Nearly 40% Never Give Positive Reinforcement
For many, it’s easier to talk about what sucks than what’s great. There’s a negative voice in our heads.
Personally, you can’t speak well of yourself. Why?
- Humble leaders don’t brag. They talk about the strengths and successes of others.
- Considerate managers don’t demean others. They don’t want to make others feel inferior by outshining them.
- Wise leaders avoid the humblebrag*. It’s obvious, offensive, and ineffective.
A culture of beat down:
We beat down others because we beat down ourselves.
Negative feedback feels more substantial than positive affirmations. Most leaders feel more effective when giving criticism and less effective when giving positive feedback*.
In truth, many leaders don’t give any feedback at all. No feedback feels like beat down too.
A culture of affirmation:
Imagine a culture where affirmation exceeds correction by three times. What concerns you?
- Affirmations feel frivolous or fake, especially when people have weaknesses?
- People might feel they’ve arrived and stop giving their best?
- Your status might go down if you affirm others too much?
- Giving too many affirmations might make you look weak and needy?
You can’t energize people and beat them down at the same time.
Affirm team members’ humanity.
A leader told me that one of the simplest things she does receives the most positive feedback. She sends birthday and anniversary cards. She sends them in the mail with hand written addresses. All are hand signed. Many have personal notes.
A culture of affirmation treats people like human beings, not tools.
3 ways to move toward a culture of affirmation:
- Invite team members to tell you about their accomplishments in private. Give feedback that affirms accomplishments.
- Have team members brag about each other in meetings. “When I see you at your best I see you…”
- Honor effort not just results.

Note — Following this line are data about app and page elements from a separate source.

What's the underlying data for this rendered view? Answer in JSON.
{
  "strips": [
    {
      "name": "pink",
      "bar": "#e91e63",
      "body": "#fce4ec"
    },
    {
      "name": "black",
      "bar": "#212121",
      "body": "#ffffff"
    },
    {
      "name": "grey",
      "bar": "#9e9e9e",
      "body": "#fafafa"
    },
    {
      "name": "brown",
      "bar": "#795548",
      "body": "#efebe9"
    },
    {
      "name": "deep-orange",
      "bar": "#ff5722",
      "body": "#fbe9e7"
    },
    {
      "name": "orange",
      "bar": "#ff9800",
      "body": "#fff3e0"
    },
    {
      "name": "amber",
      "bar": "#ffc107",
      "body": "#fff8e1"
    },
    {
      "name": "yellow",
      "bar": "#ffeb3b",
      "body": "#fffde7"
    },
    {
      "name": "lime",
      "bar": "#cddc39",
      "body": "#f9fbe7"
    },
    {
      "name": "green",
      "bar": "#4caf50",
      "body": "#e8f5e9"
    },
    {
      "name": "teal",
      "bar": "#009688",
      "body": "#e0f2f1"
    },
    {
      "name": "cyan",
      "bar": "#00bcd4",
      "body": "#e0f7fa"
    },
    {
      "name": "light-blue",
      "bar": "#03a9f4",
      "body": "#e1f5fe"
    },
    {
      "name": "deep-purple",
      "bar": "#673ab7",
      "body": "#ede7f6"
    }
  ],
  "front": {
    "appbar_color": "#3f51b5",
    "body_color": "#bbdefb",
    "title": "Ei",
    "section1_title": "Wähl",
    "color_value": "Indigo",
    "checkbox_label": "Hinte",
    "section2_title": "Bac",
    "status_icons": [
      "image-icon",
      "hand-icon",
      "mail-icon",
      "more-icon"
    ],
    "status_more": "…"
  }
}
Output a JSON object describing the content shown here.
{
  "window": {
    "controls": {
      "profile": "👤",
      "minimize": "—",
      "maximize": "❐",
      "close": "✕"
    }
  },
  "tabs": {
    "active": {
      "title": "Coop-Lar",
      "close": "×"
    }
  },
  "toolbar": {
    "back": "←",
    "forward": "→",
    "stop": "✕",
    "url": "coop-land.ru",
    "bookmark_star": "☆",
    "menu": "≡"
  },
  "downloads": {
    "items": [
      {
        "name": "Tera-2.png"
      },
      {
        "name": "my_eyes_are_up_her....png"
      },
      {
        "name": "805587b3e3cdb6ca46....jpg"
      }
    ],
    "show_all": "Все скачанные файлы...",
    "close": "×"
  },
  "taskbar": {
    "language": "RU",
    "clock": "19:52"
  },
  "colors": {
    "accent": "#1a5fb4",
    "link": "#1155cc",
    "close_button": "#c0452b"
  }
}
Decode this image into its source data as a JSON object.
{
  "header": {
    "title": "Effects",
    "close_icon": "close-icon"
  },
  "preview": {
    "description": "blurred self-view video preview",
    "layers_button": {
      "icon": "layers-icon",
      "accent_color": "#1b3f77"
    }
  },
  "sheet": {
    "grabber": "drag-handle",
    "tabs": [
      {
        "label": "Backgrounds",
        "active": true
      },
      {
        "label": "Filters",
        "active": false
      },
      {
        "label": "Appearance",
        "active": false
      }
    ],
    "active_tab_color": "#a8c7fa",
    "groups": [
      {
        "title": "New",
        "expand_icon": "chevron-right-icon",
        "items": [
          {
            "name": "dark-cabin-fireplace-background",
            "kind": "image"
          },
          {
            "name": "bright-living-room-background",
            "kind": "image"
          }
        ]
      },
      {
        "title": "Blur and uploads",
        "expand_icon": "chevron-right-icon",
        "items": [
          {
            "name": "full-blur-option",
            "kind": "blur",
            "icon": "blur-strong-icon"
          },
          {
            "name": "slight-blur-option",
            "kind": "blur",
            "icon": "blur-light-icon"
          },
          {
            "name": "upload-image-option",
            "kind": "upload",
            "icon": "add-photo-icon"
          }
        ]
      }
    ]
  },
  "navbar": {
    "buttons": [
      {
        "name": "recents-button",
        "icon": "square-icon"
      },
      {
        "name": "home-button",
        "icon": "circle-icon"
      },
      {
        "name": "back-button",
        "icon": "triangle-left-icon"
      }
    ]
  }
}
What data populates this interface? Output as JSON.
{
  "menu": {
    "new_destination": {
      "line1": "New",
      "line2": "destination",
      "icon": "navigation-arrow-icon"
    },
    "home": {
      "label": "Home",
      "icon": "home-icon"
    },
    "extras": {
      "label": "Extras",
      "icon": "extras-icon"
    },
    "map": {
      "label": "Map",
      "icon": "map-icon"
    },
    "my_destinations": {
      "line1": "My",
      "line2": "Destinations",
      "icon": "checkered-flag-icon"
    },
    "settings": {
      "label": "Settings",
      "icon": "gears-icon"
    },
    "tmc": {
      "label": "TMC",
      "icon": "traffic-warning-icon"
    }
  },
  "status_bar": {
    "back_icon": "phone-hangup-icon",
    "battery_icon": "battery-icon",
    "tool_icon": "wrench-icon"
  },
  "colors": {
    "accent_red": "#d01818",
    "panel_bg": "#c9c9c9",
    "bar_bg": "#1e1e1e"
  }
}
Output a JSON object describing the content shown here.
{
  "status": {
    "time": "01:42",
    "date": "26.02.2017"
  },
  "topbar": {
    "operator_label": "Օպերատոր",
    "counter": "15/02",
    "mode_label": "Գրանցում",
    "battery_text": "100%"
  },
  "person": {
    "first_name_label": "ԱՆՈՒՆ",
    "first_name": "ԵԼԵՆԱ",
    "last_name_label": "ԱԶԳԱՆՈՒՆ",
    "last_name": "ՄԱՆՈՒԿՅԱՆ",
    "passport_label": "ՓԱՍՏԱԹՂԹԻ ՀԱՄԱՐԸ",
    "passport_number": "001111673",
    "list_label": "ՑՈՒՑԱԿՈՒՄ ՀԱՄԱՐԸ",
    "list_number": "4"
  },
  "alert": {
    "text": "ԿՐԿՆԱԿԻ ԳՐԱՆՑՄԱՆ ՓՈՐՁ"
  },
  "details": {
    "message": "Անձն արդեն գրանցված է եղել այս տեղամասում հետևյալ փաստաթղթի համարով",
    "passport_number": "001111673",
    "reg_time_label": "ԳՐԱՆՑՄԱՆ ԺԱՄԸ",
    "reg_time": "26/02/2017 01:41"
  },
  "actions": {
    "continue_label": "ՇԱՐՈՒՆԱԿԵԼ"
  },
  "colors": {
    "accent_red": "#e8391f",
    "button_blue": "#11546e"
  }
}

How might leaders create a culture of affirmation?
When might affirmation go too far?
*HBR Source: Nearly 40% don’t give positive affirmation.